  66. 66.
    H. Kameda, J. Li, D.H. Chi, A. Sugiyama, K. Higashimine, T. Uruga, H. Tanida, K. Kato, T. Kaneda, T. Miyasako, E. Tokumitsu, T. Mitani, T. Shimoda, J. Eur. Ceram. Soc. 32, 1667–1680 (2012)CrossRefGoogle Scholar
  67. 67.
    P. Ghosh, M. Tanemura, T. Soga, M. Zamri, T. Jimbo, Solid State Commun. 147, 15–19 (2008)CrossRefGoogle Scholar
  68. 68.
    S.A. Fouda, G.L. Rempel, Inorg. Chem. 18, 1–8 (1979)CrossRefGoogle Scholar
  69. 69.
    A. Inatomi, M. Abe, Y. Hisaeda, Eur. J. Inorg. Chem. 2009, 4830–4836 (2009)CrossRefGoogle Scholar
  70. 70.
    H.E. Toma, A.D.P. Alexiou, S. Dovidauskas, Eur. J. Inorg. Chem. 2002, 3010–3017 (2002)CrossRefGoogle Scholar
  71. 71.
    M. Barth, X. Ka¨stele, P. Klu¨fers, Eur. J. Inorg. Chem. 2005, 1353–1359 (2005)CrossRefGoogle Scholar
  72. 72.
    W.H. Baur, A.A. Khan, Acta Crystallogr. Sect. B: Struct. Crystallogr. Cryst. Chem. 27, 2133–2139 (1971)CrossRefGoogle Scholar
  73. 73.
    D.J. Yun, S. Lee, K. Yong, S.W. Rhee, Appl. Phys. Lett. 97, 073303 (2010)CrossRefGoogle Scholar
  74. 74.
    Y. Murakami, J. Li, T. Shimoda, Highly conductive ruthenium oxide thin films by a low-temperature solution process and green laser annealing. Mater. Lett. 152, 121–124 (2015)CrossRefGoogle Scholar
  75. 75.
    M. Fujii, Y. Ishikawa, R. Ishihara, J.V.D. Cingel, M.R.T. Mofrad, M. Horita, et al., Low temperature high-mobility InZnO thin-film transistors fabricated by excimer laser annealing. Appl. Phys. Lett. 102, 122107 (2013)CrossRefGoogle Scholar
  76. 76.
    Y. Sugawara, Y. Uraoka, H. Yano, T. Hatayama, T. Fuyuki, A. Mimura, A high-speed high-sensitivity silicon lateral trench photodetector.
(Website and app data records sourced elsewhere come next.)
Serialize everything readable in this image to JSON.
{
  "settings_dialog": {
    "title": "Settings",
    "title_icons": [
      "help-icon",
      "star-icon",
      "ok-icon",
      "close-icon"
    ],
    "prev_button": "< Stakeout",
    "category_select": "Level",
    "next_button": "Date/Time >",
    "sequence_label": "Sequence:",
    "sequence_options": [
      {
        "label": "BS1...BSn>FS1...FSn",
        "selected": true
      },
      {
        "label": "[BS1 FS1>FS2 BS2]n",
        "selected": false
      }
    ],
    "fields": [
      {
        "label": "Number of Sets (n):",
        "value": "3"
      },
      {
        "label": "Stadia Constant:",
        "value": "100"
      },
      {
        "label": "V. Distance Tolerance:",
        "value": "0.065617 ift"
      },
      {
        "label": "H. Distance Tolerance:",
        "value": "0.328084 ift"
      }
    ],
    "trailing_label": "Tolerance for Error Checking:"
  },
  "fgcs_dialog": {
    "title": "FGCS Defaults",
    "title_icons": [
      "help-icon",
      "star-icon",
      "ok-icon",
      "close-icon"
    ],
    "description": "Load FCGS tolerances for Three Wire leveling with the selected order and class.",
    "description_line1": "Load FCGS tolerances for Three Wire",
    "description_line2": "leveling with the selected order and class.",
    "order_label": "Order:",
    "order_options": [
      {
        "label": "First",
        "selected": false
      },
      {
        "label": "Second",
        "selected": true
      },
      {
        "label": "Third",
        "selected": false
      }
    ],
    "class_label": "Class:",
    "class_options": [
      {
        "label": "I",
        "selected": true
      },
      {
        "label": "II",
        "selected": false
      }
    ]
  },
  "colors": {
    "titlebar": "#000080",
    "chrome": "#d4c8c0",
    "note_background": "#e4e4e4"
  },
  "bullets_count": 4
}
IEEE Electron Device Lett. 28, 395–397 (2007)CrossRefGoogle Scholar
  77. 77.
    J. Jiang, S. Kuroki, K. Kotani, T. Ito, Ferroelectric properties of lead zirconate titanate thin film on glass substrate crystallized by continuous-wave green laser annealing. Jpn. J. Appl. Phys. 49, 04DH14 (2010)Google Scholar
  78. 78.
    D.F Foust, J.W. Rose, E.W. Balch, Method of forming ruthenium oxide films. US Patent US 6,417,062 (2002)Google Scholar
  79. 79.
    W.D. Ryden, A.W. Lawson, C.C. Sartain, Electrical transport properties of IrO2 and RuO2. Phys. Rev. B 1, 1494–1500 (1970)CrossRefGoogle Scholar

Copyright information

© Springer Nature Singapore Pte Ltd. 2019

Authors and Affiliations

  • Tatsuya Shimoda
    • 1
  1. 1.Japan Advanced Institute of Science and TechnologyNomiJapan

Personalised recommendations